“My perception of Penn State was straight-edge, take-care-of-business kind of team,” Hull said from Big Ten Media Day on Monday. “But (Franklin) is putting himself out there. That’s what you need to do as a program these days.”
Putting himself out there is Franklin talking up Penn State, continuing to hang out in the SEC territory and boasting of the work he’ll put in to recruit the backyards of new Big Ten foes Maryland and Rutgers.
“From time to time that gets me in trouble, but I don’t want to lose that aspect of who I am,” Franklin said. “I come to things like this and don’t want to be this boring standard coach who gives these dry answers. I want to have fun.”
This is a strange sight, a Penn State coach who doesn't mind ruffling feathers.
Predecessor Bill O’Brien may have been the perfect figure to lead Penn State as it recovered from the death of Paterno and Jerry Sandusky scandal. O'Brien was more consumed with the product on the field far more than pleasing various factions around Penn State.
Paterno every now and then would take a dig at Jackie Sherrill and Barry Switzer, but before the scandal that tainted his legacy, Paterno aimed to keep college athletics as a place of humility and virtue.
Franklin may try to re-establish that message. At the same time, though, he’s shown no sign of backing down from poking other programs. In a speech to boosters in Baltimore, Franklin said he considers the states of Maryland and New Jersey to be in-state as far as recruiting is concerned, a shot across the bow for the Terrapins and Rutgers. “They might as well shut them down because they don’t have a chance,” Franklin told the crowd, according to the Baltimore Sun.
“I get up and talk to our fans and try to get them excited,” Franklin said. “I probably said a few things I shouldn’t have said because I’m trying to get our fans excited.”
Franklin said he’s not surprised by the attention. Poking a potential rival drives clicks to web sites, he says.
Franklin also kept his Southeastern ties alive as he and his staff served as guest coaches at Georgia State and Stetson football camps in June. The camps in Atlanta and Central Florida mean Franklin can do something SEC coaches cannot — work camps in the Southeast. SEC rules prohibit league coaches from working camps more than 50 miles away from campus; Big Ten rules have no such limitations.

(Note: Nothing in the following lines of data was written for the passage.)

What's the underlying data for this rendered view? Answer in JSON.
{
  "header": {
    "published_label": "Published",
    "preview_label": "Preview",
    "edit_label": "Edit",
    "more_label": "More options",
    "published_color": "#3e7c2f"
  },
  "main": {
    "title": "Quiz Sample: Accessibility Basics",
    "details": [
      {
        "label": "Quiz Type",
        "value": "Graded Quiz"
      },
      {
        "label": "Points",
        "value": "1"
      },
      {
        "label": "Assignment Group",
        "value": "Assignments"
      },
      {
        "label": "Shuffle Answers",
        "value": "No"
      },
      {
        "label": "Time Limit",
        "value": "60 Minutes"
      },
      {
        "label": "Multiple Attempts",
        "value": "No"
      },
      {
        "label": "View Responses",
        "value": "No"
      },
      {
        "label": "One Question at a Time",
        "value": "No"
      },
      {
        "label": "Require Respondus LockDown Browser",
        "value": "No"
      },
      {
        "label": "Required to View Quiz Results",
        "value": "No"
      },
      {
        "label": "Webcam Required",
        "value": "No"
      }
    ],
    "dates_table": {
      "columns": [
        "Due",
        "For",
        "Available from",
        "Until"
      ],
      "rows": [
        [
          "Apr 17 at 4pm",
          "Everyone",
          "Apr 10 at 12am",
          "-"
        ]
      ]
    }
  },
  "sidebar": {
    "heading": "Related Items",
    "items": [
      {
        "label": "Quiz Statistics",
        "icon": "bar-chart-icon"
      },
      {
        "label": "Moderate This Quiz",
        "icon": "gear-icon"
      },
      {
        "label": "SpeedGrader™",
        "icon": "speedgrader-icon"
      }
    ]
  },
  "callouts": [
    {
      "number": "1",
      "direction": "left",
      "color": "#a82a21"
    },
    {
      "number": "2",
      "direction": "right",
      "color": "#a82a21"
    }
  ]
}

SEC coaches and administrators weren’t impressed.
Franklin has at least a few good reasons for his bravado.
He led Vanderbilt to three consecutive bowl games without a quarterback garnering serious consideration for All-SEC. At Penn State, he’ll have Christian Hackenberg, who is already one of the nation’s top passers as a sophomore.
As a true freshman, Hackenberg was third in the Big Ten at 246.3 passing yards per game. He was arguably the top passer in the league in the final month of the season. In November, he threw eight touchdowns to two interceptions and averaged 8.2 yards per attempt. Penn State also returns its entire stable of running backs, led by Zach Zwinak.
But the Nittany Lions also lose Hackenberg’s top target in Allen Robinson and have a line that may be among the worst in the league. Left tackle Donovan Smith is the lone returning starter on a thin unit filled out by freshmen.
The schedule, at least, includes no non-conference opponent tougher than a UCF team without Blake Bortles and no crossover games with Athlon’s top three teams in the West (Wisconsin, Nebraska and Iowa).
As a rival coach might say, “talk is cheap.” Franklin will find out soon if the edge he’s brought to Penn State will yield dividends.
“Sometimes we think it’s too much,” Hull joked. “But it makes you want to play for someone who is that passionate.”